Track of the week is „Mirror“ by Paul Wetz
It’s not too often, a track makes you smile, because it’s such a clever remix or rework of a well-known classic. This medley is a tribute to Scooter – at least in Germany well known and either loved or hated. And what a wonderful music video…
ABAY – Always Hardcore Medley
This article is the second post on security terms explained in easy, every-day-life examples. The first post can be found here.
We meet our friends Alice and Bob again, who send each other letters and Eve, who doesn’t like what they have. Eve therefore tries to have a look in their letters, trying to find out secrets about Alice and or Bob to gain advantage she can use against them.

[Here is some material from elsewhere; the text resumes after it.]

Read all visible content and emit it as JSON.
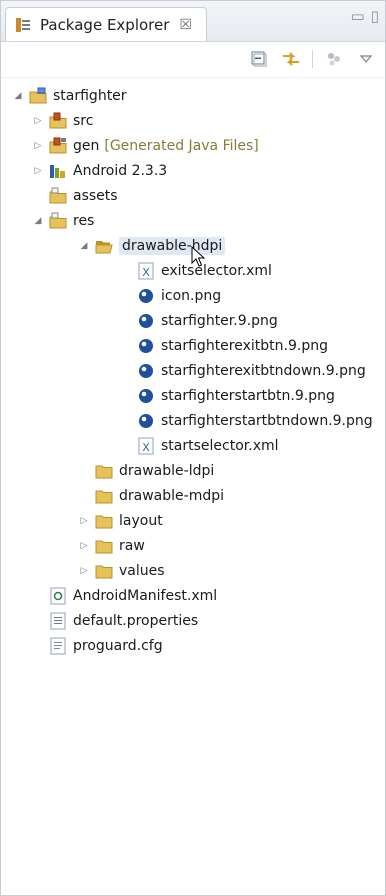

Let’s imagine following scenario: Bob has bought a new lock to his mailbox. This lock is advertised as the ultimate smart lock, with machine learning, blockchain and AI and has a simple button that recognises the user. Unfortunately Bob ordered the lock on Wish.com (reference for readers from the future: back in 2021, this was an internet shopping platform for cheap stuff, with often surprisingly bad outcome). The lock arrives and exactly as the description states, consists of only one single black button instead of a keyhole. Bob installs the lock and is very happy. Each day, he simply presses the button and the mailbox opens.
Track of the week is Detached Motion by Worakls, remixed by Patrice Bäumel
I had some free time yesterday and saw a new game on the free Stadia Pro section, so I gave it a try. And boy was I surprised. The game is called Figment and takes place in the mind of a person, where you stroll trough different areas of the brain. The protagonist is a clumsy little something who would rather enjoy a cold drink than being controlled by you. Together with an overly optimistic bird, the duo has to chase down a sinister enemy, solving riddles on the way.
This post is the first in a short series of articles about essential concepts in IT security to explain common security flaws in simple, everyday-life terms. This idea developed during an online presentation about IT security in the medical sector.
A man in the middle (MITM) scenario happens, when an unexpected party becomes part of an exchange between to individuals or entities. Let us imagine two friends somewhere in the world are good friends and are writing each other letters from time to time. To make things easier, we will name the two people Alice and Bob, which is a very common choice in information security. When Alice sends a letter to Bob, Bob can read this letter and respond to it by writing his own letter back to Alice. At some point, a malicious third party becomes interested in the communication between Alice and Bob. Let’s stick to common naming and call that malicious party „Eve“ (from eavesdropping). Eve is interested in the communication between Alice and Bob because she hopes to find information that she can use either to gain a personal advantage or to inflict harm on Alice or Bob. Eve decides to wait in front of the house of Bob every morning until the postman arrives and steal the letters from Bob’s mailbox. To stay undetected, she opens the letters (probably using hot steam), reads them, reseals the envelope and puts the letter back into Bob’s mailbox. This scenario works well for letters Bob receives from Alice, but is quite hard for letters Bob sends to Alice. In order to have all information on the exchange, Eve would also need access to the mail Bob sends out to Alice.
Reading and writing image data is a recurring task, and I was wondering, why reading and writing image sequences that are saved in one single
*.tiff file are not a standard function in the imaging libraries I regularly use (such as OpenCV, libtiff, Pillow etc.).
Reading 3D tiff files is easy, e.g. with OpenCV
import cv2 res_tuple = cv2.imreadmulti(path_to_file, flags = cv2.IMREAD_UNCHANGED)
will do the job. However, when trying to save the resulting array back to a file, it will fail. A working filesave for 3D tiff stacks could e.g. look like this:
from skimage.external import tifffile as tif import numpy as np image = np.ones((100,10,10), dtype=np.uint16) tif.imsave('test.tif', image)
Of course the
tifffile library will do that as well, however, I find it more convenient to have only
scikit-image installed and let it call the
tifffile as external library.